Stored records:
Content starts
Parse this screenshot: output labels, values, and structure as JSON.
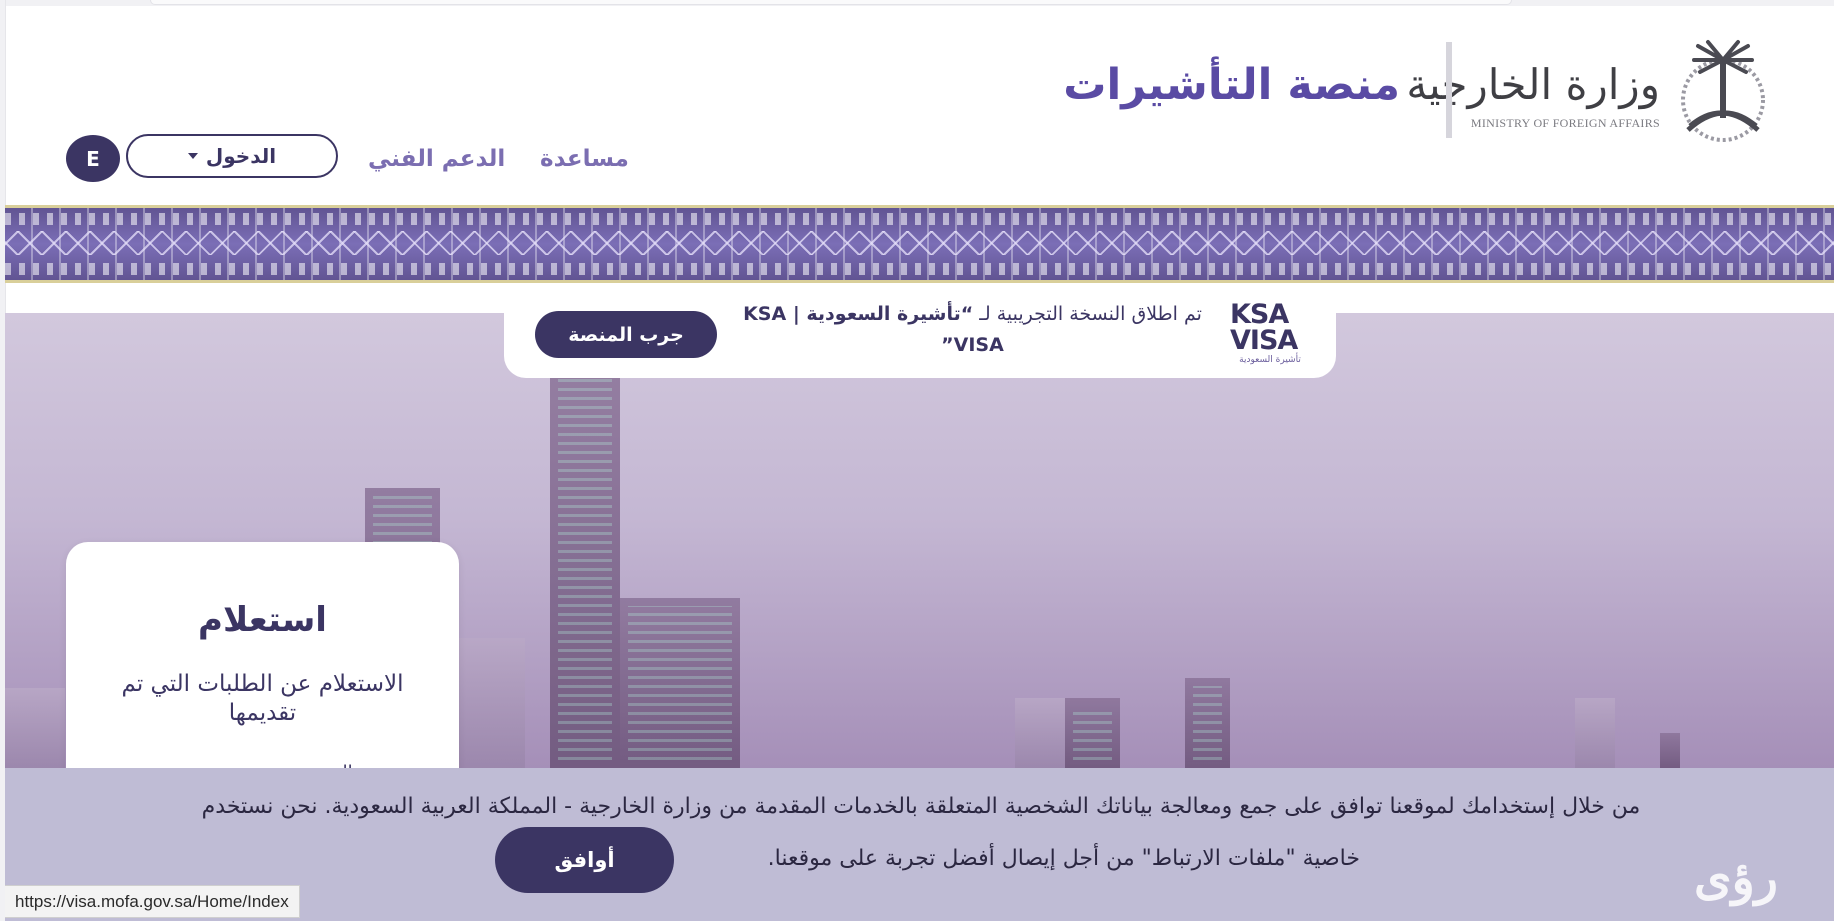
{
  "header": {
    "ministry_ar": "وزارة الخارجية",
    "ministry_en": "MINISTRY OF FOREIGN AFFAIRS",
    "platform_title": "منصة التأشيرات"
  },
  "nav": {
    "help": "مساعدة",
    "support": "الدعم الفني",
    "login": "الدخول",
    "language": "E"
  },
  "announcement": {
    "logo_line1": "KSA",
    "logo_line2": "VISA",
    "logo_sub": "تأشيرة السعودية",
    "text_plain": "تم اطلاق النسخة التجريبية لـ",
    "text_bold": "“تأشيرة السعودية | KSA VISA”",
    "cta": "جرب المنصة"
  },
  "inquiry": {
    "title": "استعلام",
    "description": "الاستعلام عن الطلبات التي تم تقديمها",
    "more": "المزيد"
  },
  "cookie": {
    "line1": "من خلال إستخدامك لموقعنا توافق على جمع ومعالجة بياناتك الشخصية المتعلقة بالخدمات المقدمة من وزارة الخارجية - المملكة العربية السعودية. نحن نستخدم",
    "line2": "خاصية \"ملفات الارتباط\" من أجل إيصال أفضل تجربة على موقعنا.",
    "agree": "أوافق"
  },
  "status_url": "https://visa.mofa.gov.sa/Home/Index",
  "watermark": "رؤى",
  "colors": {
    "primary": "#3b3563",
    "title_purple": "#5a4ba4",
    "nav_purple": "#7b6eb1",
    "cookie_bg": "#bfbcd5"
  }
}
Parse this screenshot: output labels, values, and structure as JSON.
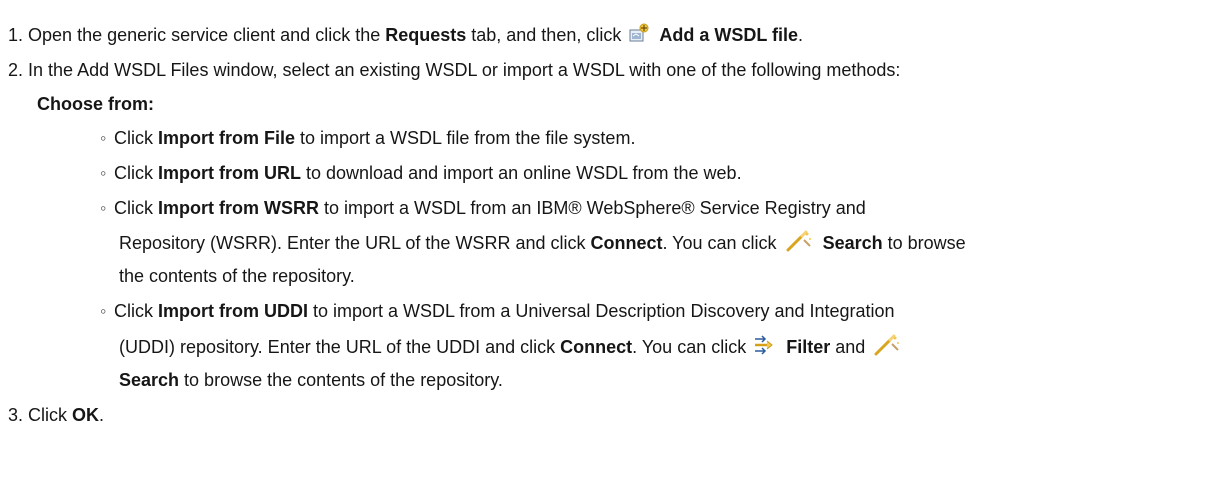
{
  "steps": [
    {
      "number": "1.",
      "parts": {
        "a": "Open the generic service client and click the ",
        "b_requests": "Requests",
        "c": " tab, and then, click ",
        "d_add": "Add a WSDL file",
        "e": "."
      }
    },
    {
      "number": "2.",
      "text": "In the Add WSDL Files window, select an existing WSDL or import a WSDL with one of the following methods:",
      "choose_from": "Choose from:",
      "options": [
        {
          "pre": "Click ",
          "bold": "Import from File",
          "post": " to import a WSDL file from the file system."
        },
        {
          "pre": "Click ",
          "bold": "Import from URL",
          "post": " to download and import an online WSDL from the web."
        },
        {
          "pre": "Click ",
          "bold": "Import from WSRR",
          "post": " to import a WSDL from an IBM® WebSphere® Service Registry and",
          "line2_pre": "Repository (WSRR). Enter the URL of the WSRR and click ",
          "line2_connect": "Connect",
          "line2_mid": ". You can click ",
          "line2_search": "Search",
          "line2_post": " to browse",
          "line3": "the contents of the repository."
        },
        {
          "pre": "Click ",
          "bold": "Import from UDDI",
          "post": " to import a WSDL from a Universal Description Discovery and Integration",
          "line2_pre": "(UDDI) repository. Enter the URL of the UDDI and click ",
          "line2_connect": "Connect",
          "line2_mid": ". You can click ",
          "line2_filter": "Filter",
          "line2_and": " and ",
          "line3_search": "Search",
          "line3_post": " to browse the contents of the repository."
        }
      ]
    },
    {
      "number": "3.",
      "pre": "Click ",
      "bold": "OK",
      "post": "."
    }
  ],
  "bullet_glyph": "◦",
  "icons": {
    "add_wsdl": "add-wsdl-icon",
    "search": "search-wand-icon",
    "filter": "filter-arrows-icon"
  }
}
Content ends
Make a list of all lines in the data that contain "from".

**Result of the task:**
      "choose_from": "Choose from:",
          "bold": "Import from File",
          "post": " to import a WSDL file from the file system."
          "bold": "Import from URL",
          "post": " to download and import an online WSDL from the web."
          "bold": "Import from WSRR",
          "post": " to import a WSDL from an IBM® WebSphere® Service Registry and",
          "bold": "Import from UDDI",
          "post": " to import a WSDL from a Universal Description Discovery and Integration",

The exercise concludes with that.